Exercise instructions
Return copies of the lines below that mention "icon".
** Opening Source material block **
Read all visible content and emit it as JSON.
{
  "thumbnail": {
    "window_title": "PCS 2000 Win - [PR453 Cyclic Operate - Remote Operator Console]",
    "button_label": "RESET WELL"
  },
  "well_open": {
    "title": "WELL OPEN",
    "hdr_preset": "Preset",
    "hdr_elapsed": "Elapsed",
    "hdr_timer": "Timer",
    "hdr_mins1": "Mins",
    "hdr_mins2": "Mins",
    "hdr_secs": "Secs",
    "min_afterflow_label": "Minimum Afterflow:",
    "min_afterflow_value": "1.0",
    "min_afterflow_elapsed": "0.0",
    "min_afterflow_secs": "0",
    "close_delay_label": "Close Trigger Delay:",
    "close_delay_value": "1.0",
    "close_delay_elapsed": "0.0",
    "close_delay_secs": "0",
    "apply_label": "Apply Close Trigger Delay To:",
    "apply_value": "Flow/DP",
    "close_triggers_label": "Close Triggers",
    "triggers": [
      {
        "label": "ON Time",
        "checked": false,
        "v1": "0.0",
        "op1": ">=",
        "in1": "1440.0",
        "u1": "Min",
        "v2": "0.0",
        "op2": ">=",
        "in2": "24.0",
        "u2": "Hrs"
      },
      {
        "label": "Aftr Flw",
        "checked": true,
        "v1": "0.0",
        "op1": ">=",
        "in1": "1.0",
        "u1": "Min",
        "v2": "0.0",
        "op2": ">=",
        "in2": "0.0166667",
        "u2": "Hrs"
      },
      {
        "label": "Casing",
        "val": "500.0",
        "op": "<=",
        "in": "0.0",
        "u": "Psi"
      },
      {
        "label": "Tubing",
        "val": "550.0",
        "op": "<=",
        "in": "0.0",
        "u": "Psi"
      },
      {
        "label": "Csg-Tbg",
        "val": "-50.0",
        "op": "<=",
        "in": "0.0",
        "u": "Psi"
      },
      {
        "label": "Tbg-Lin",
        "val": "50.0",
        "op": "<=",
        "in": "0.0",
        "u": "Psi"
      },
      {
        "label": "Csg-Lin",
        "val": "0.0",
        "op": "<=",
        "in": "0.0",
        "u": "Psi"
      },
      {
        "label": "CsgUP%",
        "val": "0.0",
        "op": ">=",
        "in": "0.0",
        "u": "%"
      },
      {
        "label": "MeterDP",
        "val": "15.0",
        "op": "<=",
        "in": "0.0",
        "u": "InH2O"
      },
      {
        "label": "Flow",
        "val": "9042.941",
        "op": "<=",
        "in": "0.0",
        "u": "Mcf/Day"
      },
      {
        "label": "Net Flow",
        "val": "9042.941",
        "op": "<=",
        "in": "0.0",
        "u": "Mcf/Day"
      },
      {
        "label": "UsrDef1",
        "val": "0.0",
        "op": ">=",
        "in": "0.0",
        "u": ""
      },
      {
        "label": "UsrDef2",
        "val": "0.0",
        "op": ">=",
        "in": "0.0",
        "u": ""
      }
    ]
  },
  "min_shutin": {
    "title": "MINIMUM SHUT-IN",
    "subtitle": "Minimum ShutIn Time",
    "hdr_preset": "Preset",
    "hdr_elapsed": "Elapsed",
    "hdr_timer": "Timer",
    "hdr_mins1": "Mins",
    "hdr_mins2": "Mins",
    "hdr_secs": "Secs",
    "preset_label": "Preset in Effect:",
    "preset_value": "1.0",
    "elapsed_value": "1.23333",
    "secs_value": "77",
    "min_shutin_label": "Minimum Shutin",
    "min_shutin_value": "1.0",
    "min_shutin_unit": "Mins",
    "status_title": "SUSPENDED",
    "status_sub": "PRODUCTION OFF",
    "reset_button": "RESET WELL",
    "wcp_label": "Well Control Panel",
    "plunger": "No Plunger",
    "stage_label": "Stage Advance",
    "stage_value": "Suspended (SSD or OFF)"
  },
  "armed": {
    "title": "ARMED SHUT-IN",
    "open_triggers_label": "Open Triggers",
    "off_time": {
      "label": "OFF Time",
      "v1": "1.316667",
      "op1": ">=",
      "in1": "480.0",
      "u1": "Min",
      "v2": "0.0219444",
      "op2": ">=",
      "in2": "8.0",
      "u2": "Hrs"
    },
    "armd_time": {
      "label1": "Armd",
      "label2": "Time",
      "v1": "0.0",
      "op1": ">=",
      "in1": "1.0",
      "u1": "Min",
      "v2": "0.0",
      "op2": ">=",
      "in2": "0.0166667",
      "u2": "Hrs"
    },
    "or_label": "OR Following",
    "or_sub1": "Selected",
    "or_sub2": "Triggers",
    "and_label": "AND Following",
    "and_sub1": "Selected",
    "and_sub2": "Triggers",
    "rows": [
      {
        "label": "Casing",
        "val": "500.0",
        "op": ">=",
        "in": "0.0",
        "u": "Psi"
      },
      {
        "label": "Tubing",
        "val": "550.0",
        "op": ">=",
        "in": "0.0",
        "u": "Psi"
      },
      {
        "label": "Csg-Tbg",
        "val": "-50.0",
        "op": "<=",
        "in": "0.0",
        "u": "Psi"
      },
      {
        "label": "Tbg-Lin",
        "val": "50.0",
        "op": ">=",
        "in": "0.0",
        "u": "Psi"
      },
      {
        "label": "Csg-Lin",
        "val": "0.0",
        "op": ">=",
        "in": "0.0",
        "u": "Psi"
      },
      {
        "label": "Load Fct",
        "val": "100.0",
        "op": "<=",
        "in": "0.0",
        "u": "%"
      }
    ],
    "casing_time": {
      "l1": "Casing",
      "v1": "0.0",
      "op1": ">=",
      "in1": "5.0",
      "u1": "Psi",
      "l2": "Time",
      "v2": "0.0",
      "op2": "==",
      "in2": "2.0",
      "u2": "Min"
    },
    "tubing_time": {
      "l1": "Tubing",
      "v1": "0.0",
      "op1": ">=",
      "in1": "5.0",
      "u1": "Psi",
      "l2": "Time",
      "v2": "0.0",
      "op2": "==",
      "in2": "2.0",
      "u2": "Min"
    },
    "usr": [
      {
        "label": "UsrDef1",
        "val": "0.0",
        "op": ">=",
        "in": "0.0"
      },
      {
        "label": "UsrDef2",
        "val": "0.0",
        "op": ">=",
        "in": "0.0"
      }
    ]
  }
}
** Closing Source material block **
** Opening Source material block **
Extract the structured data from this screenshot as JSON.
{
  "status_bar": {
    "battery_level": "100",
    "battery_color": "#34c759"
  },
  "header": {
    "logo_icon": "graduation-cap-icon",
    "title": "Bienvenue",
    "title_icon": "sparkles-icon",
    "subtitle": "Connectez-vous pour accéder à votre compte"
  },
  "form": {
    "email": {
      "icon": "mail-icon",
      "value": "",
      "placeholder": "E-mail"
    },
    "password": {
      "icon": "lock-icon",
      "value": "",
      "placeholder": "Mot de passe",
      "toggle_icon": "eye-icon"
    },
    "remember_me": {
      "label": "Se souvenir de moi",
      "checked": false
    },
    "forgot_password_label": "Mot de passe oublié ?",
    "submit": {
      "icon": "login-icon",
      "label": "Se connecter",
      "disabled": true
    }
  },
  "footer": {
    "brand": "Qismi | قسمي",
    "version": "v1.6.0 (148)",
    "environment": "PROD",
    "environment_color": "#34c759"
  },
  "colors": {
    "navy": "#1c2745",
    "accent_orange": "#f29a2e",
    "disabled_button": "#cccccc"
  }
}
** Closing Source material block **
Task result
    "logo_icon": "graduation-cap-icon",
    "title_icon": "sparkles-icon",
      "icon": "mail-icon",
      "icon": "lock-icon",
      "toggle_icon": "eye-icon"
      "icon": "login-icon",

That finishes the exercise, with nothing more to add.